Journey Back In Time is a traveling hands-on museum that comes to your school so that students can experience "Pioneer Living."
Six different Learning Centers with their historical displays and hands-on stations provide for this field trip at your school, turning your multi-purpose room into a pioneer settlement. All of the students have the chance to do all of the activities.
Gold Rush Learning Center:
Learning is fun as kids relive the excitement of the Gold Rush. Kids can go panning for gold (pyrite) and weigh their find on a set of authentic miner's scales. That each child can keep three pieces of their claim is an added bonus! Artifacts on the display tell the story of a great westward movement.
Children's Learning Center:
Do you remember sock monkeys and button spinners? We do! This station features over 40 handmade wooden folk toys from craftspeople all across America. Children of all ages will find something to love as they play with pecking chickens, a whimmy-diddle, iron cabin fever puzzles, acrobats, yo-yos, ball and cup toys and lots more! We also have a collection of children's schoolbooks from the 1800s that students can take out and look at. Don't forget to read the rules from 1860! "Do not speak unless spoken to by the teacher. Talking in class = 1 whack with a rod."
Ma's and Pa's Learning Center:
After doing the chores at this station, children will think being a pioneer was loads of fun
but also loads of work! Here students can try suddsing up with a lather brush and shaving the way Pa did, pumping water from an old rain barrel, scrubbing clothes on a scrubboard, and wringing them out through a 150-year old washing machine.
Clothing Learning Center:
With general stores few and far between and pennies scarce, the pioneers didn't have many clothes. One source of clothing was sheep's' wool. Valued for its warmth and durability, it was used for everything from wool mittens to wool underwear! At this center, children will learn how wool was carded to brush the fiber straight, then spun or twisted into a piece of yarn. Each child will take their yarn home with them as a souvenir friendship bracelet.
Kitchen Learning Center:
From sifters to coffee grinders, cast iron to enamelware, many of the items in an 1800s kitchen resemble those things used at home today. But chances are children today have never experienced grinding wheat into flour and rolling out the bread dough. This station, with its cozy smells and tactile sensations is always a favorite.
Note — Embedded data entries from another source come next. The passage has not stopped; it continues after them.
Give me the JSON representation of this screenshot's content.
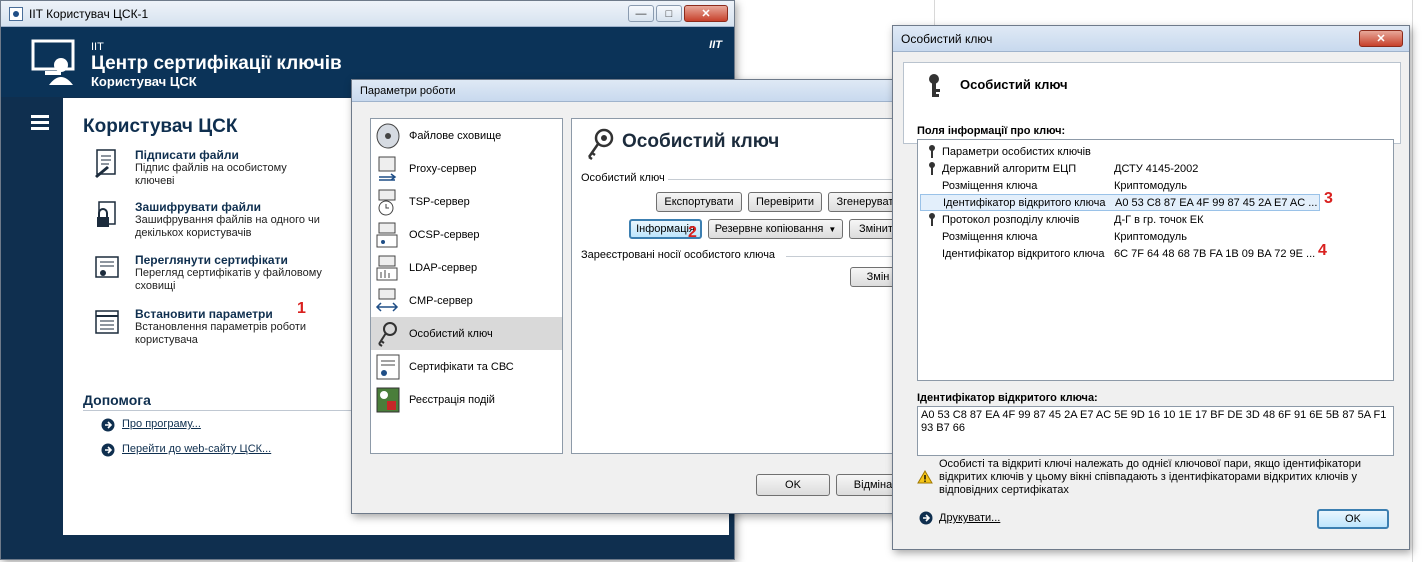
{
  "main_window": {
    "title": "IIT Користувач ЦСК-1",
    "banner_small": "IIT",
    "banner_title": "Центр сертифікації ключів",
    "banner_subtitle": "Користувач ЦСК",
    "banner_brand": "IIT",
    "section_title": "Користувач ЦСК",
    "actions": [
      {
        "title": "Підписати файли",
        "desc": "Підпис файлів на особистому ключеві",
        "icon": "sign-document-icon"
      },
      {
        "title": "Зашифрувати файли",
        "desc": "Зашифрування файлів на одного чи декількох користувачів",
        "icon": "encrypt-file-icon"
      },
      {
        "title": "Переглянути сертифікати",
        "desc": "Перегляд сертифікатів у файловому сховищі",
        "icon": "certificate-icon"
      },
      {
        "title": "Встановити параметри",
        "desc": "Встановлення параметрів роботи користувача",
        "icon": "settings-list-icon"
      }
    ],
    "annotation_1": "1",
    "help_title": "Допомога",
    "help_links": [
      "Про програму...",
      "Перейти до web-сайту ЦСК..."
    ]
  },
  "params_window": {
    "title": "Параметри роботи",
    "nav_items": [
      {
        "label": "Файлове сховище",
        "icon": "file-storage-icon"
      },
      {
        "label": "Proxy-сервер",
        "icon": "proxy-server-icon"
      },
      {
        "label": "TSP-сервер",
        "icon": "tsp-server-icon"
      },
      {
        "label": "OCSP-сервер",
        "icon": "ocsp-server-icon"
      },
      {
        "label": "LDAP-сервер",
        "icon": "ldap-server-icon"
      },
      {
        "label": "CMP-сервер",
        "icon": "cmp-server-icon"
      },
      {
        "label": "Особистий ключ",
        "icon": "private-key-icon",
        "selected": true
      },
      {
        "label": "Сертифікати та СВС",
        "icon": "certificates-crl-icon"
      },
      {
        "label": "Реєстрація подій",
        "icon": "event-log-icon"
      }
    ],
    "panel_title": "Особистий ключ",
    "group_key": "Особистий ключ",
    "buttons_row1": [
      "Експортувати",
      "Перевірити",
      "Згенерувати"
    ],
    "buttons_row2": [
      "Інформація",
      "Резервне копіювання",
      "Змінити"
    ],
    "annotation_2": "2",
    "group_media": "Зареєстровані носії особистого ключа",
    "media_button": "Змін",
    "ok_button": "OK",
    "cancel_button": "Відміна"
  },
  "key_window": {
    "title": "Особистий ключ",
    "header_title": "Особистий ключ",
    "fields_label": "Поля інформації про ключ:",
    "fields": [
      {
        "name": "Параметри особистих ключів",
        "value": "",
        "icon": true,
        "indent": 0
      },
      {
        "name": "Державний алгоритм ЕЦП",
        "value": "ДСТУ 4145-2002",
        "icon": true,
        "indent": 0
      },
      {
        "name": "Розміщення ключа",
        "value": "Криптомодуль",
        "icon": false,
        "indent": 1
      },
      {
        "name": "Ідентифікатор відкритого ключа",
        "value": "A0 53 C8 87 EA 4F 99 87 45 2A E7 AC ...",
        "icon": false,
        "indent": 1,
        "selected": true
      },
      {
        "name": "Протокол розподілу ключів",
        "value": "Д-Г в гр. точок ЕК",
        "icon": true,
        "indent": 0
      },
      {
        "name": "Розміщення ключа",
        "value": "Криптомодуль",
        "icon": false,
        "indent": 1
      },
      {
        "name": "Ідентифікатор відкритого ключа",
        "value": "6C 7F 64 48 68 7B FA 1B 09 BA 72 9E ...",
        "icon": false,
        "indent": 1
      }
    ],
    "annotation_3": "3",
    "annotation_4": "4",
    "pubkey_label": "Ідентифікатор відкритого ключа:",
    "pubkey_value": "A0 53 C8 87 EA 4F 99 87 45 2A E7 AC 5E 9D 16 10 1E 17 BF DE 3D 48 6F 91 6E 5B 87 5A F1 93 B7 66",
    "warning": "Особисті та відкриті ключі належать до однієї ключової пари, якщо ідентифікатори відкритих ключів у цьому вікні співпадають з ідентифікаторами відкритих ключів у відповідних сертифікатах",
    "print_link": "Друкувати...",
    "ok_button": "OK"
  },
  "colors": {
    "brand_navy": "#0b3358",
    "annotation_red": "#d9211f"
  }
}
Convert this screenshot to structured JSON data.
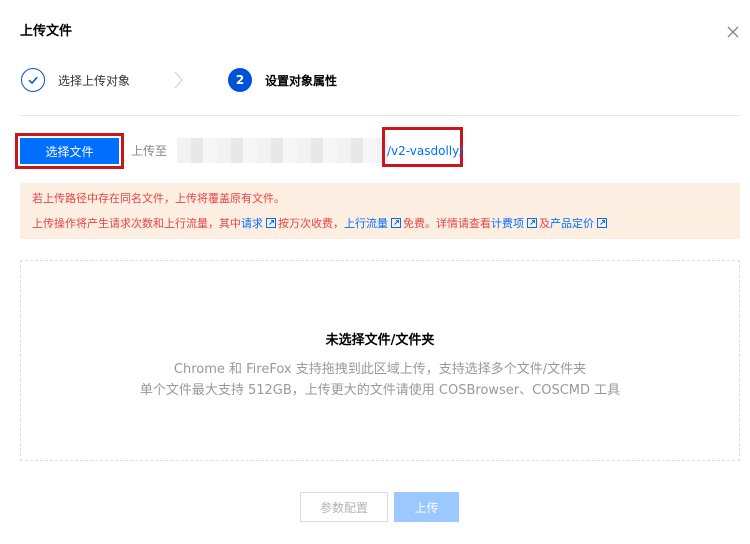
{
  "dialog": {
    "title": "上传文件",
    "close_icon": "close-icon"
  },
  "steps": [
    {
      "label": "选择上传对象",
      "state": "done",
      "icon": "check-icon"
    },
    {
      "label": "设置对象属性",
      "state": "active",
      "number": "2"
    }
  ],
  "upload": {
    "select_button": "选择文件",
    "upload_to_label": "上传至",
    "path_value": "/v2-vasdolly/"
  },
  "notice": {
    "line1": "若上传路径中存在同名文件，上传将覆盖原有文件。",
    "line2_a": "上传操作将产生请求次数和上行流量，其中",
    "link_request": "请求",
    "line2_b": "按万次收费，",
    "link_upstream": "上行流量",
    "line2_c": "免费。详情请查看",
    "link_billing": "计费项",
    "line2_d": "及",
    "link_pricing": "产品定价"
  },
  "dropzone": {
    "title": "未选择文件/文件夹",
    "hint1": "Chrome 和 FireFox 支持拖拽到此区域上传，支持选择多个文件/文件夹",
    "hint2": "单个文件最大支持 512GB，上传更大的文件请使用 COSBrowser、COSCMD 工具"
  },
  "footer": {
    "params_button": "参数配置",
    "upload_button": "上传"
  },
  "colors": {
    "primary": "#006eff",
    "step_blue": "#0052d9",
    "highlight_red": "#c8161d",
    "notice_bg": "#fdeee2",
    "notice_text": "#e54545"
  }
}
Handcrafts Learning Center:
Rag rugs, quilts, corncob dolls, hand-dipped candles, tatting, and broomcorn
all common items in a pioneer home. In this center we pay tribute to the craftspeople of the 1800s who worked tirelessly to furnish the comforts of a homestead. Children will become craftspeople themselves as they make a necklace from earth-toned "trade beads" (made from pasta) to take home with them.
Program Format (Return to Top of Page)
This program is designed for grades PreK-8. We do 2-4 classes per assembly with each assembly being 30-60 minutes in length. Each assembly starts with an age-appropriate presentation, followed by time for the students to participate in the centers. We do up to 60 students per assembly
not to exceed 80. This avoids students having to stand in line for an activity. We need 5 minutes in
- A part day is up to 3 hours and a full day is a full school day.
School Responsibilities: (Return to Top of Page)
Provide one adult to meet us when we
arrive (2 hours before the first
scheduled group) and
assistance for 15 minutes, if
needed. If your school has stairs
leading into the performance area,
additional help may be required as
everything in our program is on
- Provide 2 rolls of paper towels.
- Provide 4 helpers throughout the day. These parents act as museum chaperones and will be assisting the students at the stations.
- Provide a 40 by 60 foot space.
- Set up a schedule for the day that follows our Scheduling Guidelines.
Click here for 4 minute promo video on YouTube